Segment Start: Information supplied

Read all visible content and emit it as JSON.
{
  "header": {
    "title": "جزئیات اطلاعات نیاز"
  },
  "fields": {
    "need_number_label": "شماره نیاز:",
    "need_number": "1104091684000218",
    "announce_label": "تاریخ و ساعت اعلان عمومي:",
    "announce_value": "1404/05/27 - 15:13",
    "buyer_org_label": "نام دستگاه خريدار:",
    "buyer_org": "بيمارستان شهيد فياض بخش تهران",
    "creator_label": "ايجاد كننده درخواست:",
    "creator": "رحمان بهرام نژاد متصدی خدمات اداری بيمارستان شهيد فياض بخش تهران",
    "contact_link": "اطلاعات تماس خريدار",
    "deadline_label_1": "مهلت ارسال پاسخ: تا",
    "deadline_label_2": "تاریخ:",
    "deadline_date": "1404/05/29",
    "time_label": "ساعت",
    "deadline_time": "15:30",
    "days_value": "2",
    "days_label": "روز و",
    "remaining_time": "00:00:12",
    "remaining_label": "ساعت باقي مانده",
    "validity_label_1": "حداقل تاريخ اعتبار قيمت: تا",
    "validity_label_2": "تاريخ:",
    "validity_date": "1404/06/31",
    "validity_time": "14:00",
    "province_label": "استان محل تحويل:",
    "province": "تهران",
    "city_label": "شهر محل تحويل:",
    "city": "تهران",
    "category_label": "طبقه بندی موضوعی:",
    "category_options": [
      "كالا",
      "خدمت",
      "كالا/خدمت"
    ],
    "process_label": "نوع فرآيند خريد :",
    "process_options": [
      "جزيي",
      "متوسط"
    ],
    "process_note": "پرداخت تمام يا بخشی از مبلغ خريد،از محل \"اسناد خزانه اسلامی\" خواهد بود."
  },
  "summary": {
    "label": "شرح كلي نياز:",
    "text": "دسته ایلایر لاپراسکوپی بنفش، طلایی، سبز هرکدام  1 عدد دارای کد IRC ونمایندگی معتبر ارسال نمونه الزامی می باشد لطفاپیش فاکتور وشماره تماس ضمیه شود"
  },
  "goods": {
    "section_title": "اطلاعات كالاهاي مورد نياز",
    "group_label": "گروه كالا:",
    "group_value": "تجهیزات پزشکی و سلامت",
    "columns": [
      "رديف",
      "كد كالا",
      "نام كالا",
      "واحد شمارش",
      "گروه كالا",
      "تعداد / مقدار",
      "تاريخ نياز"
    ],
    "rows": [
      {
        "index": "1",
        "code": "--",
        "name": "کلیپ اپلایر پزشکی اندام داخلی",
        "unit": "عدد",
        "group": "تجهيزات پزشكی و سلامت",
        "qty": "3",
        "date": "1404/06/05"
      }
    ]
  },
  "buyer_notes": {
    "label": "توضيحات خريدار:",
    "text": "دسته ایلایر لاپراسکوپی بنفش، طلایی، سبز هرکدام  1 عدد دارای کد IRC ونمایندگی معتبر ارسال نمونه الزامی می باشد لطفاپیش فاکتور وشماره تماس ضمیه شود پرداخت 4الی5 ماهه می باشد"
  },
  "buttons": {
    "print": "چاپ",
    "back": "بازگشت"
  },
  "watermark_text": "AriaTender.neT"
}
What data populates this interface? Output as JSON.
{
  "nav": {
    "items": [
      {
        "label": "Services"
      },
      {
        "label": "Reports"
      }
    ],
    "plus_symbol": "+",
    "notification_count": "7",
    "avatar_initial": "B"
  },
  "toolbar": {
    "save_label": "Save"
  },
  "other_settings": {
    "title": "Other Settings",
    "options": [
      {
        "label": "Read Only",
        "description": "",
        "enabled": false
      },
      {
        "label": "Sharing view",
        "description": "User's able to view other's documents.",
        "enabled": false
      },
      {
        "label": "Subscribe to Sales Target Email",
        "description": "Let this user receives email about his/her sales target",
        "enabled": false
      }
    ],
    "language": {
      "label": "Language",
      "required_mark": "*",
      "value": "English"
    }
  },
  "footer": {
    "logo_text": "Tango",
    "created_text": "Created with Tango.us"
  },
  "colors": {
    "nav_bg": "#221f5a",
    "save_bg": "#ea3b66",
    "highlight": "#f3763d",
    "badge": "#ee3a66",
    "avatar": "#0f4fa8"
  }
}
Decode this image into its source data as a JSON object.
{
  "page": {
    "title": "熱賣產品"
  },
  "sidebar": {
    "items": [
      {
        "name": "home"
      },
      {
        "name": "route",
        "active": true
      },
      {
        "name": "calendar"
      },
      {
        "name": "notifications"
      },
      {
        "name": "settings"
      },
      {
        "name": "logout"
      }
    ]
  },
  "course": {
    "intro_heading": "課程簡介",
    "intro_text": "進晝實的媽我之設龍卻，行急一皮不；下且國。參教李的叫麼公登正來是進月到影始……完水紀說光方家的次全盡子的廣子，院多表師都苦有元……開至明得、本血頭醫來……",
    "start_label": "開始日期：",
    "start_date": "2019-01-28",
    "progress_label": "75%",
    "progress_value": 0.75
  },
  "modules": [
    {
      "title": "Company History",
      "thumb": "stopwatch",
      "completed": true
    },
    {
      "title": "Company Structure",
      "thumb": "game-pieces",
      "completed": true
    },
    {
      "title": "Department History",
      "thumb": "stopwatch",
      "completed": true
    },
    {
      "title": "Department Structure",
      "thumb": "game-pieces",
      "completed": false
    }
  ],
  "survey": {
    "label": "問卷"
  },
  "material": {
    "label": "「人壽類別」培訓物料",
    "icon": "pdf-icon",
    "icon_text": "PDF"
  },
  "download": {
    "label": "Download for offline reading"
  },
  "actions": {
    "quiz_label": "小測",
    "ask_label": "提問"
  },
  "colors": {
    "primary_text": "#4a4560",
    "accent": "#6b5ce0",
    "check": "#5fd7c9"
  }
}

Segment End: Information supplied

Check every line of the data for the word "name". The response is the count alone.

7